This time, though, something different is happening within me. I am still heartbroken when I listen to people talk about their loss and daily struggles as refugees in Jordan. But this trip I feel happy, not sunken into despair. Happy! I love our students. The men practicing yoga in their fancy trousers and leather belts, so serious and warm. And amused as can be by Jill and me. The teenagers, earnest and adorable. And the women. The beautiful ritual of closing the curtains, locking the door, and then observing them quite literally let down their hair. Hejabs off, outwear off, track suits on, ready to go. There is a sense of strong solidarity with the women. The solidarity of womanhood, of motherhood, of letting loose in a way that would not happen in the company of men.

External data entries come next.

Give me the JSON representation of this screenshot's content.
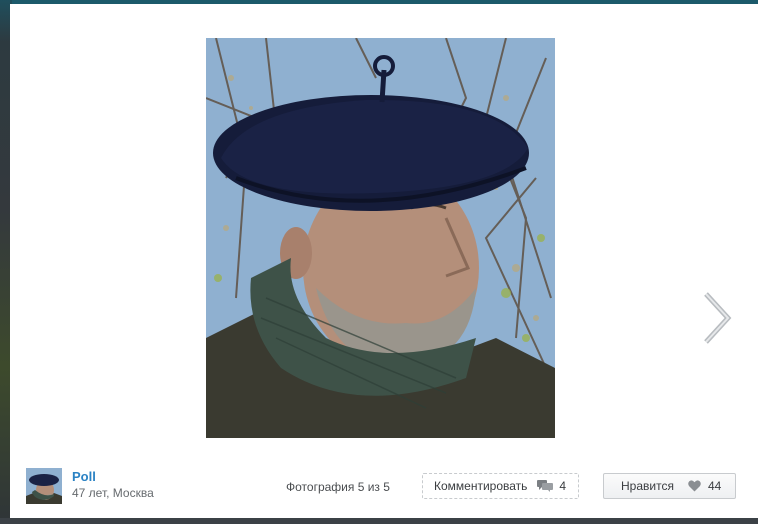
{
  "viewer": {
    "next_icon": "chevron-right-icon",
    "photo_alt": "Portrait photo"
  },
  "author": {
    "name": "Poll",
    "meta": "47 лет, Москва"
  },
  "photo_counter": "Фотография 5 из 5",
  "comment": {
    "label": "Комментировать",
    "count": "4",
    "icon": "comments-icon"
  },
  "like": {
    "label": "Нравится",
    "count": "44",
    "icon": "heart-icon"
  },
  "colors": {
    "link": "#2a82c4",
    "text_muted": "#666a6e",
    "border": "#c8cbce"
  }
}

One comment from Jill on someone’s beautiful eye make-up and we got enrolled in a ladies’ make-up session for next week. If I come home with perfectly applied black kohl eyeliner, top and bottom, you’ll know why. The movements of flowing sun salutations inspired impromptu lessons in Raks Sharki (“Eastern Dance”). It takes my breath away to see the sorrow in someone’s eyes shift to a twinkle and a big smile, even for just a few moments. Yoga works, yes. Paying attention to breath works, for sure. Relaxation works, definitely. But maybe what works most of all is showing up with warmth, compassion love, and a readiness to meet people where they are asking to be met.